** Input records follows **
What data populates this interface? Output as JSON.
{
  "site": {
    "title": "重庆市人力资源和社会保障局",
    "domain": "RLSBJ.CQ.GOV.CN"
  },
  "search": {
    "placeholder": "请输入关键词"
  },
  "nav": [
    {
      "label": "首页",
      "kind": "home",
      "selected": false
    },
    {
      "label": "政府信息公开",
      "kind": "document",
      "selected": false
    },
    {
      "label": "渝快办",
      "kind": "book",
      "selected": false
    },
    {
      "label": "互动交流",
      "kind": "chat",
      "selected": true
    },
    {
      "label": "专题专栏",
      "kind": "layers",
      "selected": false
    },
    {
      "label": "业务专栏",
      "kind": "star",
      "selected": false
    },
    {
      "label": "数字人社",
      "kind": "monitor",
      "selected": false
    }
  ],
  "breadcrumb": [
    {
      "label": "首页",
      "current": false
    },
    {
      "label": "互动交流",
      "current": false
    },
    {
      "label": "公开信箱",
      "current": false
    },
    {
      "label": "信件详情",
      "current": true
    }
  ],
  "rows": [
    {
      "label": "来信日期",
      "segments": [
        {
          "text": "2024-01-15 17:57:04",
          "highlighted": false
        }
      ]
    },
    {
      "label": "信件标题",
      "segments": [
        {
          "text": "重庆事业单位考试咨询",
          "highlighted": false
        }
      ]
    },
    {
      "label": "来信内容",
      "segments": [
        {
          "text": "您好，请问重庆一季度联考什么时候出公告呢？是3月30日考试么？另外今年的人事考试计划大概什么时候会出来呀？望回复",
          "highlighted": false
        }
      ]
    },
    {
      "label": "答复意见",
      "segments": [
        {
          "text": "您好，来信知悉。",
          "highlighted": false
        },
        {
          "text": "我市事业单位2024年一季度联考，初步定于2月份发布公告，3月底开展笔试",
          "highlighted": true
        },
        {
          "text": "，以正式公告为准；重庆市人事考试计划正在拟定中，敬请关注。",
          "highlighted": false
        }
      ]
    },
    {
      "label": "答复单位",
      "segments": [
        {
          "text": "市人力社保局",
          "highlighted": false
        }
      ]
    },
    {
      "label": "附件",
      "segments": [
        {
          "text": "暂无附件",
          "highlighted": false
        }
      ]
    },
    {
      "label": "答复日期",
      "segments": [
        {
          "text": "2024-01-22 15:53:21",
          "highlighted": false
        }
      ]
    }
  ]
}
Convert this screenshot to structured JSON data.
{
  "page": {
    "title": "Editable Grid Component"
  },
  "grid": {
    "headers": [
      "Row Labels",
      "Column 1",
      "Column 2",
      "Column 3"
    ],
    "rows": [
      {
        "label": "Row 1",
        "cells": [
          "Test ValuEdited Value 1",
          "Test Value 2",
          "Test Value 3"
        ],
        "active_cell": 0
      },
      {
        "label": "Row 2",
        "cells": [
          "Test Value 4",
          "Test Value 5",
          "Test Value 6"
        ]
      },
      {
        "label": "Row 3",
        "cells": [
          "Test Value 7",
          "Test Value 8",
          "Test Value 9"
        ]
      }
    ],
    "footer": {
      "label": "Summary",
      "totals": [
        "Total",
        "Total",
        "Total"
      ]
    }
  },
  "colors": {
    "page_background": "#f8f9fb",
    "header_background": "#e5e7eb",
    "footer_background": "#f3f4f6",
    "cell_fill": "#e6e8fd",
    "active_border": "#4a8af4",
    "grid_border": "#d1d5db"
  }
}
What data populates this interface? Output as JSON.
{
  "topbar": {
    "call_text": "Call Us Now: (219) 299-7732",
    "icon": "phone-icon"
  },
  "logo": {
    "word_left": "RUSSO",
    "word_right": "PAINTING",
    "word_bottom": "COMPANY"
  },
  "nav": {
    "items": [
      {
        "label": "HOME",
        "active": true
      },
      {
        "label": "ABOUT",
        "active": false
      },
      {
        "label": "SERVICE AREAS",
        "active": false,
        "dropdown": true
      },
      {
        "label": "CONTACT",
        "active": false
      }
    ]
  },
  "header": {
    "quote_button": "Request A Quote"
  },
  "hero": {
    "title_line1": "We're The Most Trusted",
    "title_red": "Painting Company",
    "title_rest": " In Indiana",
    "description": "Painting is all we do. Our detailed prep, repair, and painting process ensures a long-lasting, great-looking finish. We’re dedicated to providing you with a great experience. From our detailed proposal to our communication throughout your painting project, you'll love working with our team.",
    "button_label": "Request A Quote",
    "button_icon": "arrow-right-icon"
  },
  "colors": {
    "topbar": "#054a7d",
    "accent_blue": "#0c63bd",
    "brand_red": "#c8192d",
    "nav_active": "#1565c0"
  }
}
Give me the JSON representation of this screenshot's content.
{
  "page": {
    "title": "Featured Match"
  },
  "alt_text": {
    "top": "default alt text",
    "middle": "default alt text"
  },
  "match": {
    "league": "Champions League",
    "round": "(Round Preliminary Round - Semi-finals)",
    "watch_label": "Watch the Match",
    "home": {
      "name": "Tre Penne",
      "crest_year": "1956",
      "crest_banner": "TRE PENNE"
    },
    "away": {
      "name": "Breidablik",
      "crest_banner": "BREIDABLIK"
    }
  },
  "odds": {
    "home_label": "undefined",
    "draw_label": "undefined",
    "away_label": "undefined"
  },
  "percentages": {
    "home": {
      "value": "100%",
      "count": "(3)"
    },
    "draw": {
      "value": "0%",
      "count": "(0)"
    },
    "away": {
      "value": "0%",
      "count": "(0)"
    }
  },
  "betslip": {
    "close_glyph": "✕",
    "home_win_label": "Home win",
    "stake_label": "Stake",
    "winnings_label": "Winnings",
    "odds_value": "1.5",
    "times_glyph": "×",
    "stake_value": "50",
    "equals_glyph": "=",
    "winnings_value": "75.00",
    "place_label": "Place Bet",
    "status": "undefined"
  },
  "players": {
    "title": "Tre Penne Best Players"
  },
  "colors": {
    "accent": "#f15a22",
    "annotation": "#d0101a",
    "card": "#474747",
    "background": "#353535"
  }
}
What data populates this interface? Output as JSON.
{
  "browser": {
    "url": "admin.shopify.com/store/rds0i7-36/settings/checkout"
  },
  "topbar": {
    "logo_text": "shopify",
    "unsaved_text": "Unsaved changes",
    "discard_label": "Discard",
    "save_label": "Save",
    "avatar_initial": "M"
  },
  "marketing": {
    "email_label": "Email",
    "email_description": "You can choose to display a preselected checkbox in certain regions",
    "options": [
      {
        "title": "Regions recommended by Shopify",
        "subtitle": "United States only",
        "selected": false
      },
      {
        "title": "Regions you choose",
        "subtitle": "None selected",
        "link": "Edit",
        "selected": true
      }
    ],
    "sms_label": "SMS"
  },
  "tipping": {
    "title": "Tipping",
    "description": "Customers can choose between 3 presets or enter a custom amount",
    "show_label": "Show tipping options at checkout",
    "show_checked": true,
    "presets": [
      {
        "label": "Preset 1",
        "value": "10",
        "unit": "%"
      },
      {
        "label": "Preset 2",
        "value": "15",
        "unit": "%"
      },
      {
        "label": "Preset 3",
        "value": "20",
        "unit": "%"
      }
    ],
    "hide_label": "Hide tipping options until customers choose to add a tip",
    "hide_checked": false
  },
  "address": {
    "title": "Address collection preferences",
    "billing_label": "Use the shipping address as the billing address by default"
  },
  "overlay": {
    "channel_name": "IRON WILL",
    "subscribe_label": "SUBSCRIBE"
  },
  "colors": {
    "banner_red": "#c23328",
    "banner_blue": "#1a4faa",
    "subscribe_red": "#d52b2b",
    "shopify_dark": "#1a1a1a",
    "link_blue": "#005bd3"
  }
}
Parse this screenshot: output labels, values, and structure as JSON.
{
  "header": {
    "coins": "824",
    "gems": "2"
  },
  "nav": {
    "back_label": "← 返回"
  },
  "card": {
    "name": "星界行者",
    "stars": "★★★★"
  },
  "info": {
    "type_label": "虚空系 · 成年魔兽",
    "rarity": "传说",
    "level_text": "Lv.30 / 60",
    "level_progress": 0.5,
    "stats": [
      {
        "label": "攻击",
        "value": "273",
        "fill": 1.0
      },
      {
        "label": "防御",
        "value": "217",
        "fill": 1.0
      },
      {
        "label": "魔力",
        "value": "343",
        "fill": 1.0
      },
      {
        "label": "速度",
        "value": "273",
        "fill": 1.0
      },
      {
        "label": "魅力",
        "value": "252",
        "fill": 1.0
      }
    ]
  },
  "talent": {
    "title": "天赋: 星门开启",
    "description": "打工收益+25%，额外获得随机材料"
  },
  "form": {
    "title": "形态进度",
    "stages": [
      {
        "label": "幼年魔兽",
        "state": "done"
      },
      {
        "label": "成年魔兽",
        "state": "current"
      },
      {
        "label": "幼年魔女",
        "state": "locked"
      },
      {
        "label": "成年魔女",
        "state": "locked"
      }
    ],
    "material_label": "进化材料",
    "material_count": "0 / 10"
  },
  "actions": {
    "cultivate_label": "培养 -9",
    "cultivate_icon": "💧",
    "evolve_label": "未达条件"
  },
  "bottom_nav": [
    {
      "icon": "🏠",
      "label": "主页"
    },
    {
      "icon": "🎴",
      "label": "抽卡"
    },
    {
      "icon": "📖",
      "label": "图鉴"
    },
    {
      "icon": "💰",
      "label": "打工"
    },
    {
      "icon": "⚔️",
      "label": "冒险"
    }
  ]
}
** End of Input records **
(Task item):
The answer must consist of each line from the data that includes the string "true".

(Output of the task):
      "selected": true
      "current": true
          "highlighted": true
        "active": true
        "dropdown": true
        "selected": true
    "show_checked": true,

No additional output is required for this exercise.